Two common causes of dishwasher overflow are faulty water inlet valves and a malfunctioning float switch. These issues often require replacement of the damaged or faulty part. The exact cause of a particular overflow may depend on the specific model or conditions of the dishwasher.
The water inlet valve controls the flow of water into the dishwasher and is included as part of most dishwasher installations. The valve remains open only as long as needed to provide the unit with water during regular operation, and it closes to shut off the flow of water when operating normally. Water accumulation when the dishwasher is not in use is a sign that the water inlet valve may require replacement. If the dishwasher only accumulates water and overflows during regular use, reducing the amount of detergent used may eliminate the issue, according to RepairClinic.

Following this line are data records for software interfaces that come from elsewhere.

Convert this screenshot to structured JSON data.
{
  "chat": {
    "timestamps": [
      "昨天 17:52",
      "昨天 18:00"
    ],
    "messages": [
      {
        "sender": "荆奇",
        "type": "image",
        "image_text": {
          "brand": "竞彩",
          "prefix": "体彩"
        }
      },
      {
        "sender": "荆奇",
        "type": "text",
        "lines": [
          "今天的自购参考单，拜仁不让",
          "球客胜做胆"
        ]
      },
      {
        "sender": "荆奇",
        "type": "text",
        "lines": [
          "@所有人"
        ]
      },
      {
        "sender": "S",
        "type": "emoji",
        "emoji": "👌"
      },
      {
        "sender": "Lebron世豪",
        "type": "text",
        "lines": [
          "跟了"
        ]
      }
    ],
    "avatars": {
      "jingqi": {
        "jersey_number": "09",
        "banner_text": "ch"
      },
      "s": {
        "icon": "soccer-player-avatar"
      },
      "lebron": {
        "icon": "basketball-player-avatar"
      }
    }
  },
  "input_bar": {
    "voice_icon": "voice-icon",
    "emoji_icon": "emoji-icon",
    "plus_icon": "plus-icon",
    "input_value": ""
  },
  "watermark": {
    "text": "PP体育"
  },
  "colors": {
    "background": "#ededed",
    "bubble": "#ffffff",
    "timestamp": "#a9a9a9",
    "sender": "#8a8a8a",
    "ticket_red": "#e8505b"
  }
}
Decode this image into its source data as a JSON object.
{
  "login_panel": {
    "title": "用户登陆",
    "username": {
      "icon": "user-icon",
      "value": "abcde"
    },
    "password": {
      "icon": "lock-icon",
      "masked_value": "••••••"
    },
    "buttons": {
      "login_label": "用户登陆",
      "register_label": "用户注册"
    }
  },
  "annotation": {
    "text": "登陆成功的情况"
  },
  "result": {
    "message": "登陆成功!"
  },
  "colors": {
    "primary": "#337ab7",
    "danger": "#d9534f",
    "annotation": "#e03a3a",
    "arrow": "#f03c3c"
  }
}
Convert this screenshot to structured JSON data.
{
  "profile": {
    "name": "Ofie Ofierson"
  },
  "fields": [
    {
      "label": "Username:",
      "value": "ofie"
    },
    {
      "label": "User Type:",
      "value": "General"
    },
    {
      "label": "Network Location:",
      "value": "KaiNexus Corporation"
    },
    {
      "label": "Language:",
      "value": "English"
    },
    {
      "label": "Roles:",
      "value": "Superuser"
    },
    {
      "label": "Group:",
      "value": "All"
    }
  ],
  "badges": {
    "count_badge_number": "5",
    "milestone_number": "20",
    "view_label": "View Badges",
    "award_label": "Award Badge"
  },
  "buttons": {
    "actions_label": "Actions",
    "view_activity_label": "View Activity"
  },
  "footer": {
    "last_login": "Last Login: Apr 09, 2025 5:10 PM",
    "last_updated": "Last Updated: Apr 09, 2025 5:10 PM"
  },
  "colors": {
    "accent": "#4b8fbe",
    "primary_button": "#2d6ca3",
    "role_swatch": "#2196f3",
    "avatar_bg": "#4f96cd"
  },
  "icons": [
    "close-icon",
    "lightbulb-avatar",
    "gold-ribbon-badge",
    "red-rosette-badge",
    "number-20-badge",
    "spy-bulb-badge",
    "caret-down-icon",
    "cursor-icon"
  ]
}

During regular operation, a float switch in most dishwashers senses if the level of water in the washer is above expected levels. This switch can shut off the supply of water as needed. A faulty or stuck float switch may not sense the increase in water, allowing the washer to overflow. Replacing or freeing the float switch can help solve this problem.